Required action — The records below must be duplicated exactly, character for character.

Records to process —
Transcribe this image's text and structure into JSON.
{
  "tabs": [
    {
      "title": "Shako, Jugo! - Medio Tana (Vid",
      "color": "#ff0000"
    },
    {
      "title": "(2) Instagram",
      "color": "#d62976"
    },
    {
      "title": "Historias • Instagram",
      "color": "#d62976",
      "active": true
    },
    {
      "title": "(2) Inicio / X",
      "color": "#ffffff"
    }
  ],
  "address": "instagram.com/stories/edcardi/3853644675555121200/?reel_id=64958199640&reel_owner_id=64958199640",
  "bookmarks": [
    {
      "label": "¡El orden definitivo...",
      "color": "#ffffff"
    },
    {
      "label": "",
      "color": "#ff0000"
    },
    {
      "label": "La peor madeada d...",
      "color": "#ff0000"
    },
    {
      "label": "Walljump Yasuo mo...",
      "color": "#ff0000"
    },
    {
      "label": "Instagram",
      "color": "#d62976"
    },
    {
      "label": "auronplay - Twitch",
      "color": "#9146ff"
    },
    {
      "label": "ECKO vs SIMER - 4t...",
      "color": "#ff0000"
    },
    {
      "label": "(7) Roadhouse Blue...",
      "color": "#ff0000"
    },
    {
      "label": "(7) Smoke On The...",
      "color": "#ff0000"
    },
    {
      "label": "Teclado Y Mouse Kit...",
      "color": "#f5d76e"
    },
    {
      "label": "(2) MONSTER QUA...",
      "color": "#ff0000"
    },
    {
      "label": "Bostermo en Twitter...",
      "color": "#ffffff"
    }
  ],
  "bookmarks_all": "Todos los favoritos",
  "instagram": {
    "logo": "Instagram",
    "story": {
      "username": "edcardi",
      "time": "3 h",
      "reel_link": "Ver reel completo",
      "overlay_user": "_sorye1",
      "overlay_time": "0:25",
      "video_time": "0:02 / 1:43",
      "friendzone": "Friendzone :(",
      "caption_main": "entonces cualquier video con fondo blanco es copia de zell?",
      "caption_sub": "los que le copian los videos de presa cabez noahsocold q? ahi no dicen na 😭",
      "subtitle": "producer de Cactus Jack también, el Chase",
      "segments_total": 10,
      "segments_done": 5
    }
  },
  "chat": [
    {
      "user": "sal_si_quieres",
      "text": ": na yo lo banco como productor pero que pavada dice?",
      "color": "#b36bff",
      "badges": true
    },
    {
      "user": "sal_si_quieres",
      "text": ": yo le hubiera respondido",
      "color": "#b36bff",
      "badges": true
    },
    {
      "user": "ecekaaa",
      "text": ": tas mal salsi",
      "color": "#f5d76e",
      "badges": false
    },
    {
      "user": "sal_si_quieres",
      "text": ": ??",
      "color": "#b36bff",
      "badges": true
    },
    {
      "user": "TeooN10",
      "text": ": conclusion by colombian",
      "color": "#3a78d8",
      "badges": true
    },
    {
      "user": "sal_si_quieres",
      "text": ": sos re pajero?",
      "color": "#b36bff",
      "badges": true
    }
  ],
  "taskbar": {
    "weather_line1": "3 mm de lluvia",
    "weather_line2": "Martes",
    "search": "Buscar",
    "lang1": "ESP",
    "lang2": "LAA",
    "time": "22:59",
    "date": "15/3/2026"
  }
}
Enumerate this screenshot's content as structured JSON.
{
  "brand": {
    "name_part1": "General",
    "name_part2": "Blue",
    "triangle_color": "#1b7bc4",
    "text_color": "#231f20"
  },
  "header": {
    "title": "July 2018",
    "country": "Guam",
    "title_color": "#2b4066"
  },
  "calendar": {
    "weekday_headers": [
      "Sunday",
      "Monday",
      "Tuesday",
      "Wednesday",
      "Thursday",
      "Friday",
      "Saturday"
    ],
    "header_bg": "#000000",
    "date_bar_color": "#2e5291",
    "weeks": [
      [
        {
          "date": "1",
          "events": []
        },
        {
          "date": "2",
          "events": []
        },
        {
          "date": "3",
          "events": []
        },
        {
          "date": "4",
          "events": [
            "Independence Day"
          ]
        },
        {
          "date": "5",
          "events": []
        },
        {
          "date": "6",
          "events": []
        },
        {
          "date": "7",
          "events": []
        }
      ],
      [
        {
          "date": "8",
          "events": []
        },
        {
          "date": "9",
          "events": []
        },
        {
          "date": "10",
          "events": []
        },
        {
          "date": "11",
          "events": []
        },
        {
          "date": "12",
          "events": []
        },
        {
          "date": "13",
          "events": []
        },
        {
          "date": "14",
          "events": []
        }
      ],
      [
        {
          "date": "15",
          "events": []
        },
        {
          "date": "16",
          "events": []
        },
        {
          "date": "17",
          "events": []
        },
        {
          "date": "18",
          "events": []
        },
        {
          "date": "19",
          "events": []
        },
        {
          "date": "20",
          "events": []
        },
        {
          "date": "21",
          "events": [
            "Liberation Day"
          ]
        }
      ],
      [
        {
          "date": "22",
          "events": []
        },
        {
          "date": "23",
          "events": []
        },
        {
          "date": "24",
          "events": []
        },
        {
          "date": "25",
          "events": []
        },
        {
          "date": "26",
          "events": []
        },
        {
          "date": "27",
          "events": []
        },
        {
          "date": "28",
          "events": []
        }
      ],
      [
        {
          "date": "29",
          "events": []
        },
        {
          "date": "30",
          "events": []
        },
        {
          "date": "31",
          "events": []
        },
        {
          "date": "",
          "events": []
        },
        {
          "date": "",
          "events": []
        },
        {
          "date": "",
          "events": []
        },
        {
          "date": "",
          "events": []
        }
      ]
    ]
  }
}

Written answer —
Transcribe this image's text and structure into JSON.
{
  "tabs": [
    {
      "title": "Shako, Jugo! - Medio Tana (Vid",
      "color": "#ff0000"
    },
    {
      "title": "(2) Instagram",
      "color": "#d62976"
    },
    {
      "title": "Historias • Instagram",
      "color": "#d62976",
      "active": true
    },
    {
      "title": "(2) Inicio / X",
      "color": "#ffffff"
    }
  ],
  "address": "instagram.com/stories/edcardi/3853644675555121200/?reel_id=64958199640&reel_owner_id=64958199640",
  "bookmarks": [
    {
      "label": "¡El orden definitivo...",
      "color": "#ffffff"
    },
    {
      "label": "",
      "color": "#ff0000"
    },
    {
      "label": "La peor madeada d...",
      "color": "#ff0000"
    },
    {
      "label": "Walljump Yasuo mo...",
      "color": "#ff0000"
    },
    {
      "label": "Instagram",
      "color": "#d62976"
    },
    {
      "label": "auronplay - Twitch",
      "color": "#9146ff"
    },
    {
      "label": "ECKO vs SIMER - 4t...",
      "color": "#ff0000"
    },
    {
      "label": "(7) Roadhouse Blue...",
      "color": "#ff0000"
    },
    {
      "label": "(7) Smoke On The...",
      "color": "#ff0000"
    },
    {
      "label": "Teclado Y Mouse Kit...",
      "color": "#f5d76e"
    },
    {
      "label": "(2) MONSTER QUA...",
      "color": "#ff0000"
    },
    {
      "label": "Bostermo en Twitter...",
      "color": "#ffffff"
    }
  ],
  "bookmarks_all": "Todos los favoritos",
  "instagram": {
    "logo": "Instagram",
    "story": {
      "username": "edcardi",
      "time": "3 h",
      "reel_link": "Ver reel completo",
      "overlay_user": "_sorye1",
      "overlay_time": "0:25",
      "video_time": "0:02 / 1:43",
      "friendzone": "Friendzone :(",
      "caption_main": "entonces cualquier video con fondo blanco es copia de zell?",
      "caption_sub": "los que le copian los videos de presa cabez noahsocold q? ahi no dicen na 😭",
      "subtitle": "producer de Cactus Jack también, el Chase",
      "segments_total": 10,
      "segments_done": 5
    }
  },
  "chat": [
    {
      "user": "sal_si_quieres",
      "text": ": na yo lo banco como productor pero que pavada dice?",
      "color": "#b36bff",
      "badges": true
    },
    {
      "user": "sal_si_quieres",
      "text": ": yo le hubiera respondido",
      "color": "#b36bff",
      "badges": true
    },
    {
      "user": "ecekaaa",
      "text": ": tas mal salsi",
      "color": "#f5d76e",
      "badges": false
    },
    {
      "user": "sal_si_quieres",
      "text": ": ??",
      "color": "#b36bff",
      "badges": true
    },
    {
      "user": "TeooN10",
      "text": ": conclusion by colombian",
      "color": "#3a78d8",
      "badges": true
    },
    {
      "user": "sal_si_quieres",
      "text": ": sos re pajero?",
      "color": "#b36bff",
      "badges": true
    }
  ],
  "taskbar": {
    "weather_line1": "3 mm de lluvia",
    "weather_line2": "Martes",
    "search": "Buscar",
    "lang1": "ESP",
    "lang2": "LAA",
    "time": "22:59",
    "date": "15/3/2026"
  }
}
Enumerate this screenshot's content as structured JSON.
{
  "brand": {
    "name_part1": "General",
    "name_part2": "Blue",
    "triangle_color": "#1b7bc4",
    "text_color": "#231f20"
  },
  "header": {
    "title": "July 2018",
    "country": "Guam",
    "title_color": "#2b4066"
  },
  "calendar": {
    "weekday_headers": [
      "Sunday",
      "Monday",
      "Tuesday",
      "Wednesday",
      "Thursday",
      "Friday",
      "Saturday"
    ],
    "header_bg": "#000000",
    "date_bar_color": "#2e5291",
    "weeks": [
      [
        {
          "date": "1",
          "events": []
        },
        {
          "date": "2",
          "events": []
        },
        {
          "date": "3",
          "events": []
        },
        {
          "date": "4",
          "events": [
            "Independence Day"
          ]
        },
        {
          "date": "5",
          "events": []
        },
        {
          "date": "6",
          "events": []
        },
        {
          "date": "7",
          "events": []
        }
      ],
      [
        {
          "date": "8",
          "events": []
        },
        {
          "date": "9",
          "events": []
        },
        {
          "date": "10",
          "events": []
        },
        {
          "date": "11",
          "events": []
        },
        {
          "date": "12",
          "events": []
        },
        {
          "date": "13",
          "events": []
        },
        {
          "date": "14",
          "events": []
        }
      ],
      [
        {
          "date": "15",
          "events": []
        },
        {
          "date": "16",
          "events": []
        },
        {
          "date": "17",
          "events": []
        },
        {
          "date": "18",
          "events": []
        },
        {
          "date": "19",
          "events": []
        },
        {
          "date": "20",
          "events": []
        },
        {
          "date": "21",
          "events": [
            "Liberation Day"
          ]
        }
      ],
      [
        {
          "date": "22",
          "events": []
        },
        {
          "date": "23",
          "events": []
        },
        {
          "date": "24",
          "events": []
        },
        {
          "date": "25",
          "events": []
        },
        {
          "date": "26",
          "events": []
        },
        {
          "date": "27",
          "events": []
        },
        {
          "date": "28",
          "events": []
        }
      ],
      [
        {
          "date": "29",
          "events": []
        },
        {
          "date": "30",
          "events": []
        },
        {
          "date": "31",
          "events": []
        },
        {
          "date": "",
          "events": []
        },
        {
          "date": "",
          "events": []
        },
        {
          "date": "",
          "events": []
        },
        {
          "date": "",
          "events": []
        }
      ]
    ]
  }
}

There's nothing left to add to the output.